» Data:

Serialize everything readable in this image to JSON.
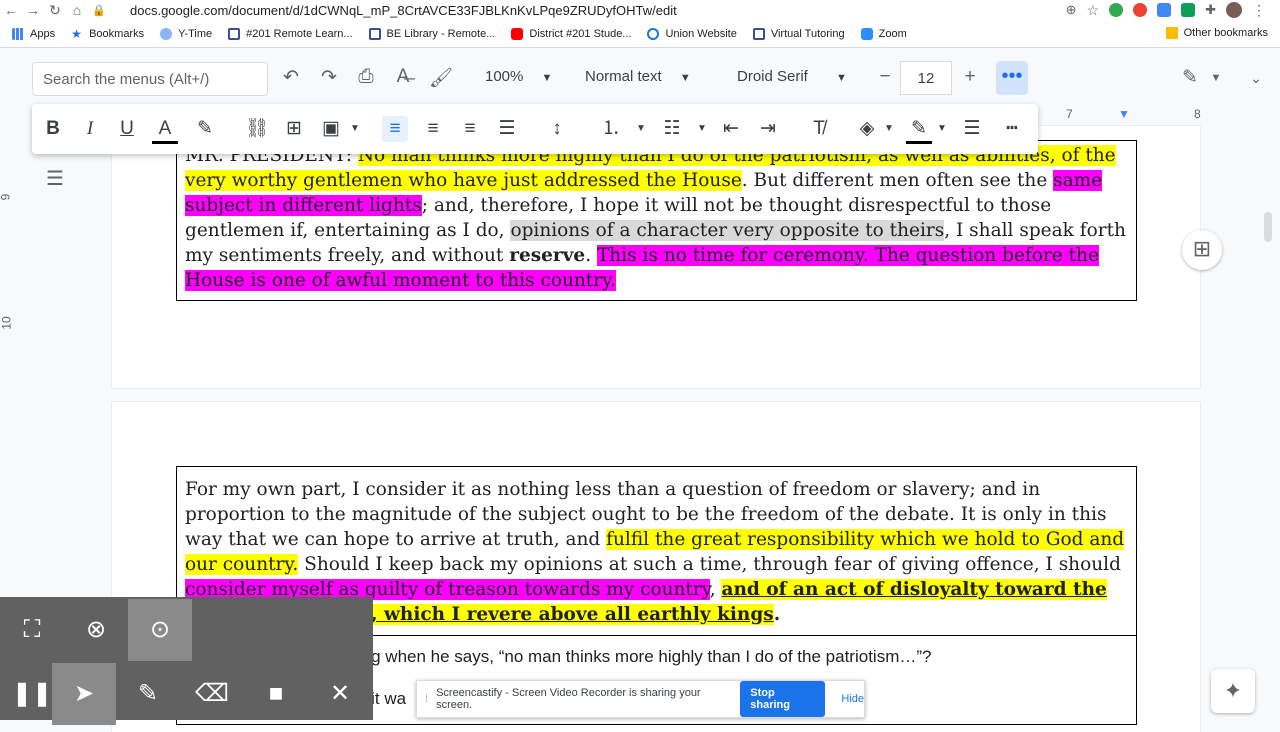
{
  "browser": {
    "url": "docs.google.com/document/d/1dCWNqL_mP_8CrtAVCE33FJBLKnKvLPqe9ZRUDyfOHTw/edit",
    "bookmarks": [
      "Apps",
      "Bookmarks",
      "Y-Time",
      "#201 Remote Learn...",
      "BE Library - Remote...",
      "District #201 Stude...",
      "Union Website",
      "Virtual Tutoring",
      "Zoom"
    ],
    "other_bookmarks": "Other bookmarks"
  },
  "toolbar": {
    "search_placeholder": "Search the menus (Alt+/)",
    "zoom": "100%",
    "style": "Normal text",
    "font": "Droid Serif",
    "font_size": "12",
    "more": "•••"
  },
  "ruler": {
    "mark7": "7",
    "mark8": "8",
    "v9": "9",
    "v10": "10"
  },
  "doc": {
    "p1_a": "MR. PRESIDENT: ",
    "p1_b": "No man thinks more highly than I do of the patriotism, as well as abilities, of the very worthy gentlemen who have just addressed the House",
    "p1_c": ". But different men often see the ",
    "p1_d": "same subject in different lights",
    "p1_e": "; and, therefore, I hope it will not be thought disrespectful to those gentlemen if, entertaining as I do, ",
    "p1_f": "opinions of a character very opposite to theirs",
    "p1_g": ", I shall speak forth my sentiments freely, and without ",
    "p1_h": "reserve",
    "p1_i": ". ",
    "p1_j": "This is no time for ceremony. The question before the House is one of awful moment to this country.",
    "p2_a": "For my own part, I consider it as nothing less than a question of freedom or slavery; and in proportion to the magnitude of the subject ought to be the freedom of the debate. It is only in this way that we can hope to arrive at truth, and ",
    "p2_b": "fulfil the great responsibility which we hold to God and our country.",
    "p2_c": " Should I keep back my opinions at such a time, through fear of giving offence, I should ",
    "p2_d": "consider myself as guilty of treason towards my country",
    "p2_e": ", ",
    "p2_f": "and of an act of disloyalty toward the majesty of heaven, which I revere above all earthly kings",
    "p2_g": ".",
    "q1": "1. What is Henry meaning when he says, “no man thinks more highly than I do of the patriotism…”?",
    "q2": "2. What does Henry say it wa"
  },
  "sharebar": {
    "message": "Screencastify - Screen Video Recorder is sharing your screen.",
    "stop": "Stop sharing",
    "hide": "Hide"
  },
  "icons": {
    "accent": "#1a73e8",
    "highlight_yellow": "#ffff00",
    "highlight_magenta": "#ff00ff"
  }
}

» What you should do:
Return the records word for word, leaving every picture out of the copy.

» Answer to the exercise:
Serialize everything readable in this image to JSON.
{
  "browser": {
    "url": "docs.google.com/document/d/1dCWNqL_mP_8CrtAVCE33FJBLKnKvLPqe9ZRUDyfOHTw/edit",
    "bookmarks": [
      "Apps",
      "Bookmarks",
      "Y-Time",
      "#201 Remote Learn...",
      "BE Library - Remote...",
      "District #201 Stude...",
      "Union Website",
      "Virtual Tutoring",
      "Zoom"
    ],
    "other_bookmarks": "Other bookmarks"
  },
  "toolbar": {
    "search_placeholder": "Search the menus (Alt+/)",
    "zoom": "100%",
    "style": "Normal text",
    "font": "Droid Serif",
    "font_size": "12",
    "more": "•••"
  },
  "ruler": {
    "mark7": "7",
    "mark8": "8",
    "v9": "9",
    "v10": "10"
  },
  "doc": {
    "p1_a": "MR. PRESIDENT: ",
    "p1_b": "No man thinks more highly than I do of the patriotism, as well as abilities, of the very worthy gentlemen who have just addressed the House",
    "p1_c": ". But different men often see the ",
    "p1_d": "same subject in different lights",
    "p1_e": "; and, therefore, I hope it will not be thought disrespectful to those gentlemen if, entertaining as I do, ",
    "p1_f": "opinions of a character very opposite to theirs",
    "p1_g": ", I shall speak forth my sentiments freely, and without ",
    "p1_h": "reserve",
    "p1_i": ". ",
    "p1_j": "This is no time for ceremony. The question before the House is one of awful moment to this country.",
    "p2_a": "For my own part, I consider it as nothing less than a question of freedom or slavery; and in proportion to the magnitude of the subject ought to be the freedom of the debate. It is only in this way that we can hope to arrive at truth, and ",
    "p2_b": "fulfil the great responsibility which we hold to God and our country.",
    "p2_c": " Should I keep back my opinions at such a time, through fear of giving offence, I should ",
    "p2_d": "consider myself as guilty of treason towards my country",
    "p2_e": ", ",
    "p2_f": "and of an act of disloyalty toward the majesty of heaven, which I revere above all earthly kings",
    "p2_g": ".",
    "q1": "1. What is Henry meaning when he says, “no man thinks more highly than I do of the patriotism…”?",
    "q2": "2. What does Henry say it wa"
  },
  "sharebar": {
    "message": "Screencastify - Screen Video Recorder is sharing your screen.",
    "stop": "Stop sharing",
    "hide": "Hide"
  },
  "icons": {
    "accent": "#1a73e8",
    "highlight_yellow": "#ffff00",
    "highlight_magenta": "#ff00ff"
  }
}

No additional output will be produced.